Musician First, Saxophonist Second is a popular mindset amongst the smart-set.
“Pshaw!” I say.
My heart belongs to the saxophone.
Be honest—doesn’t yours?
Honouring Your Intuition
There is a reason you are not a tubist. Or a banjoist.
What was your first instrument? Surely it was the voice, widely considered the greatest instrument of all. Instinctive and natural, we are all born singers. What came next? Piano? Violin? Guitar? Did you muddle your way through the recorder and ukulele units in elementary school? And then—OH HAPPY DAY—in grade six or seven, the band teacher put a saxophone into your hands. With the release of your first note something deliciously visceral and intangible went, ‘Oh Baby! You are the one for me!’ All those other instruments, terrific as they are, were unable to spark the desire to take it to the next level.
Becoming a musician, with all the implied status that title carries, takes extensive training. Why commit yourself? We all need a trigger, a powerful spark to ignite the motivation to spend many hours and many years building our skills. If you are reading this, you probably experienced that sparkling affinity to the saxophone, and which provided the essential first step.
So. From a purely chronological standpoint, Saxophonist First, Musician Second seems fair. C’est logique, non?
But there’s more.
If you don’t put the saxophone first, you risk not developing and investing in the instrument’s full potential.
Becoming An Ambassador
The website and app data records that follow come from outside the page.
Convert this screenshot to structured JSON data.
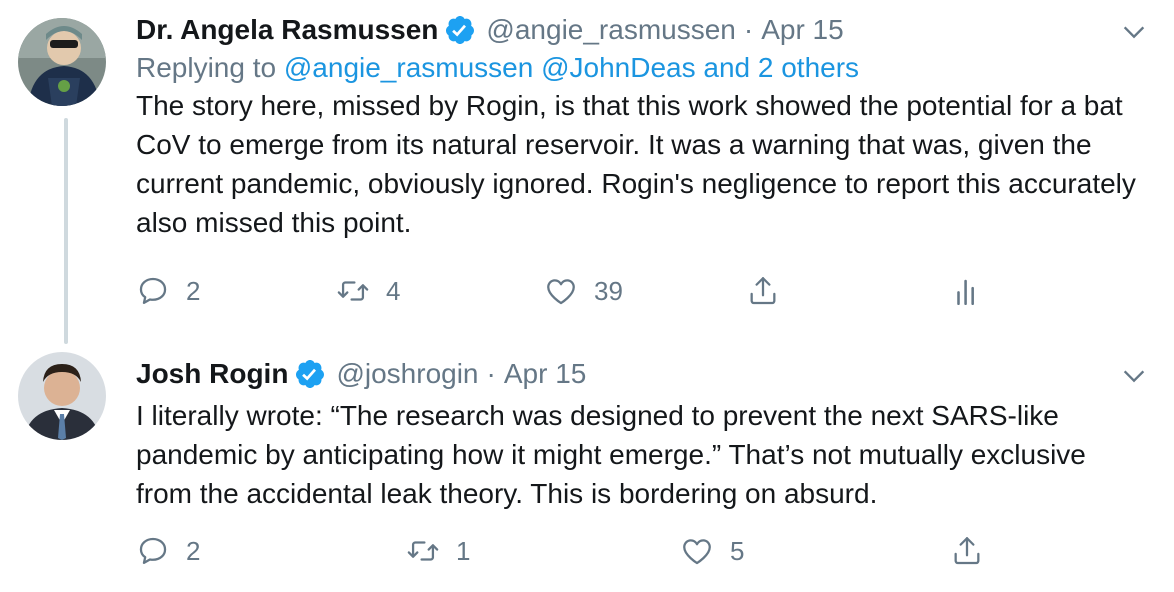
{
  "tweets": [
    {
      "author_name": "Dr. Angela Rasmussen",
      "handle": "@angie_rasmussen",
      "separator": "·",
      "date": "Apr 15",
      "replying_prefix": "Replying to",
      "reply_mentions": "@angie_rasmussen @JohnDeas and 2 others",
      "text": "The story here, missed by Rogin, is that this work showed the potential for a bat CoV to emerge from its natural reservoir. It was a warning that was, given the current pandemic, obviously ignored. Rogin's negligence to report this accurately also missed this point.",
      "replies": "2",
      "retweets": "4",
      "likes": "39"
    },
    {
      "author_name": "Josh Rogin",
      "handle": "@joshrogin",
      "separator": "·",
      "date": "Apr 15",
      "text": "I literally wrote: “The research was designed to prevent the next SARS-like pandemic by anticipating how it might emerge.” That’s not mutually exclusive from the accidental leak theory. This is bordering on absurd.",
      "replies": "2",
      "retweets": "1",
      "likes": "5"
    }
  ],
  "colors": {
    "verified": "#1da1f2",
    "link": "#1b95e0",
    "muted": "#657786",
    "thread_line": "#cfd9de"
  },
  "icons": [
    "reply-icon",
    "retweet-icon",
    "like-icon",
    "share-icon",
    "analytics-icon",
    "caret-down-icon",
    "verified-badge-icon"
  ]
}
No one takes up the saxophone in order to learn the Denisov Sonate. That privilege comes later. Those newbie thrills, your first Twinkle, Twinkle, your first Pink Panther, are simple stepping stones to something greater. Easily played on any instrument, they do not showcase the actual qualities of the saxophone.
Other people, and—worse news—often other musicians just don’t get the saxophone. Like a second-born rebellious child, le saxophone was introduced into the family of orchestral instruments only to be labelled the black sheep. Out-of-tune. Loud. Brassy. The saxophone’s inherent qualities have been mostly hidden from the listening public. Unless you search it out, you are unlikely to have experienced the full tonal palette of this misunderstood hybrid.
And just what can a saxophone do? It’s Yours to Discover: an extraordinary dynamic range; incredible flexibility of tone, pitch and timbre; the altissimo register; slap tongue; multiphonics. The possibilities for expression are rich.
Let’s play the easiest multiphonic in the book, Low C, minus finger 4. Love it? Hate it? Doesn’t matter. EMBRACE IT! A true saxophonist will learn to appreciate all possible sounds. These are our communication tools.
Student Confirms: “So you want me to invest in the saxophone’s full potential by learning to produce every possible sound.”
Pleased Teacher: “Yes. Absolutely. Then you’ll be playing with a full deck. No composition will be out of your reach and you will be able to improvise alongside the very best musicians.”
Pleased Teacher Becomes Passionate: “You will develop a feeling or instinct for what the saxophone does best. Craftily developing these assets, you will become a competent technician, and possibly, just possibly, a virtuoso, and then, maybe, an artist.”
Honest Student: “What if I’d rather just play The Pink Panther? If I perform that piece wearing a fedora, everyone will think I’m supér-cool.”
Philosophical Teacher: “I’m sure that’s true. No one has to peel back the layers of the onion if they don’t want to. Heck—who needs real onions? They make onion powder these days. Sprinkle, sprinkle. No cutting board required.”
Teacher Whips Her Head Around To Face Student: “Are you picking up what I’m throwing down?”
Confused Student: “Ahhh…something about onions?!?!”
Earnest Teacher: “Go ahead, play The Pink Panther. But don’t stop there. You chose the saxophone. Choose to honour your own intuition by mastering the instrument. Because to
Master the Instrument
And you just never know how amazing you might become.”
Grinning Student: “And only cook with real onions.”
Teacher Nods: “And a good knife.”